- and we also know — at least many of us do — that there are more plausible explanations of Christian origins than a handful of devotees coming to feel a new inner-presence of their master who had been killed as a social and political outcast. (This is nothing other than a rationalistic paraphrase of the myth.)
Is not this a scholarly version, a slightly diluted version, of: “The Bible claims to be the Word of God and since the first generations of Christians willingly died for its message it must be true! No-one would die for a lie!” Scholar’s edition: “The Bible claims. . . . and since Christians died. . . . there must be some truth somewhere there if we look with the proper tools.” Both the conservative believer and the critical scholar in the service of increasing the credibility of theology to the modern world rhetorically conclude: How else do we explain the martyrdoms? How else do we explain Christianity?
When John Meier in his opening chapter of volume one discusses the “basic concept” of “The Real Jesus and the Historical Jesus” he creates the illusion of starting at the beginning but in fact he leaves the entire question of historicity begging.
- Of course we can’t know “the real Jesus” given the time-gap and state of the records; after all, we can only partially know “the real Nixon” despite his recency and the avalanche of material available on him.
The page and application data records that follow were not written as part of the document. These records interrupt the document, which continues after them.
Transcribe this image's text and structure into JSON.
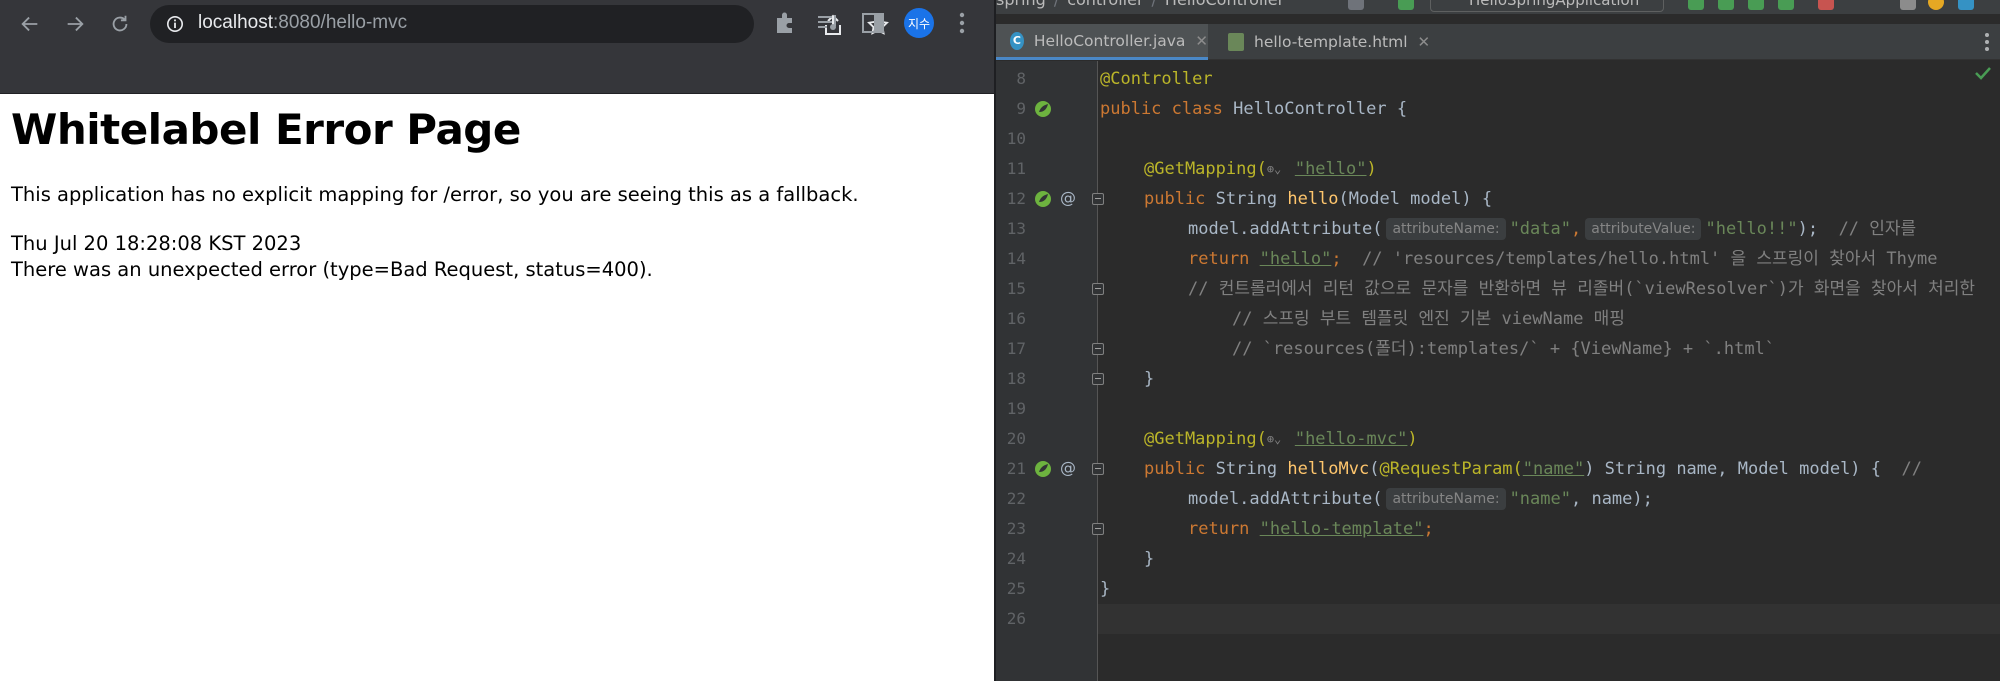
{
  "browser": {
    "url_host": "localhost",
    "url_path": ":8080/hello-mvc",
    "profile_label": "지수",
    "icons": [
      "back-arrow-icon",
      "forward-arrow-icon",
      "reload-icon",
      "info-icon",
      "share-icon",
      "star-icon",
      "extensions-icon",
      "media-control-icon",
      "side-panel-icon",
      "more-icon"
    ]
  },
  "error_page": {
    "title": "Whitelabel Error Page",
    "message": "This application has no explicit mapping for /error, so you are seeing this as a fallback.",
    "timestamp": "Thu Jul 20 18:28:08 KST 2023",
    "detail": "There was an unexpected error (type=Bad Request, status=400)."
  },
  "ide": {
    "breadcrumbs": [
      "spring",
      "controller",
      "HelloController"
    ],
    "run_config": "HelloSpringApplication",
    "tabs": [
      {
        "label": "HelloController.java",
        "active": true
      },
      {
        "label": "hello-template.html",
        "active": false
      }
    ],
    "lines": [
      {
        "n": "8"
      },
      {
        "n": "9"
      },
      {
        "n": "10"
      },
      {
        "n": "11"
      },
      {
        "n": "12"
      },
      {
        "n": "13"
      },
      {
        "n": "14"
      },
      {
        "n": "15"
      },
      {
        "n": "16"
      },
      {
        "n": "17"
      },
      {
        "n": "18"
      },
      {
        "n": "19"
      },
      {
        "n": "20"
      },
      {
        "n": "21"
      },
      {
        "n": "22"
      },
      {
        "n": "23"
      },
      {
        "n": "24"
      },
      {
        "n": "25"
      },
      {
        "n": "26"
      }
    ],
    "code": {
      "l8_annotation": "@Controller",
      "l9_public": "public",
      "l9_class": "class",
      "l9_name": "HelloController {",
      "l11_annotation": "@GetMapping(",
      "l11_value": "\"hello\"",
      "l11_close": ")",
      "l12_public": "public",
      "l12_type": "String",
      "l12_method": "hello",
      "l12_params": "(Model model) {",
      "l13_call": "model.addAttribute(",
      "l13_hint1": "attributeName:",
      "l13_arg1": "\"data\"",
      "l13_comma": ",",
      "l13_hint2": "attributeValue:",
      "l13_arg2": "\"hello!!\"",
      "l13_end": ");",
      "l13_comment": "// 인자를",
      "l14_return": "return",
      "l14_value": "\"hello\"",
      "l14_semi": ";",
      "l14_comment": "// 'resources/templates/hello.html' 을 스프링이 찾아서 Thyme",
      "l15_comment": "// 컨트롤러에서 리턴 값으로 문자를 반환하면 뷰 리졸버(`viewResolver`)가 화면을 찾아서 처리한",
      "l16_comment": "// 스프링 부트 템플릿 엔진 기본 viewName 매핑",
      "l17_comment": "// `resources(폴더):templates/` + {ViewName} + `.html`",
      "l18_brace": "}",
      "l20_annotation": "@GetMapping(",
      "l20_value": "\"hello-mvc\"",
      "l20_close": ")",
      "l21_public": "public",
      "l21_type": "String",
      "l21_method": "helloMvc",
      "l21_open": "(",
      "l21_ann": "@RequestParam(",
      "l21_param": "\"name\"",
      "l21_rest": ") String name, Model model) {",
      "l21_comment": "//",
      "l22_call": "model.addAttribute(",
      "l22_hint": "attributeName:",
      "l22_arg1": "\"name\"",
      "l22_rest": ", name);",
      "l23_return": "return",
      "l23_value": "\"hello-template\"",
      "l23_semi": ";",
      "l24_brace": "}",
      "l25_brace": "}"
    },
    "colors": {
      "keyword": "#cc7832",
      "annotation": "#bbb529",
      "string": "#6a8759",
      "method": "#ffc66d",
      "comment": "#808080"
    }
  }
}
- Of course it becomes increasingly difficult to assess “the historical” the further back in time we go; it’s hard enough knowing what to make of Thales or Apollonius of Tyana “or anyone else in the ancient world” and the evidence is just as scant for Jesus.
Owens identifies what Meier has done in making such comparisons (my bolding in all quotations):
An implication exists in the double comparison, which is that Jesus is as real as Nixon and as historical as Thales but the explicit point is that there is less ‘reality’ data on Jesus than on Nixon, and as meager ‘historical’ data on Jesus as on Thales.
We note that what we might consider the “first question” of any book purporting to deal with the issue of a ‘historical Jesus’ – the question of whether or not Jesus existed — is being set up to go begging. ‘Reality’ is impossible, and ‘history’ is impossibly difficult, so we are to assume both, as we do with Nixon and Thales.
(Owens, Clarke W. (2013-07-26). Son of Yahweh: The Gospels As Novels (Kindle Locations 216-221). Christian Alternative. Kindle Edition.)
Is Jesus really as historical as Thales?
No. And the reason the answer is No is because the qualitative difference between the literary evidence for the existence of Thales and the literary evidence for the existence of Jesus. (John Meier introduced the comparison of Thales so Clarke Owens takes this as a case-study to illustrate his argument.) Continue reading “Jesus Is Not “As Historical As Anyone Else in the Ancient World””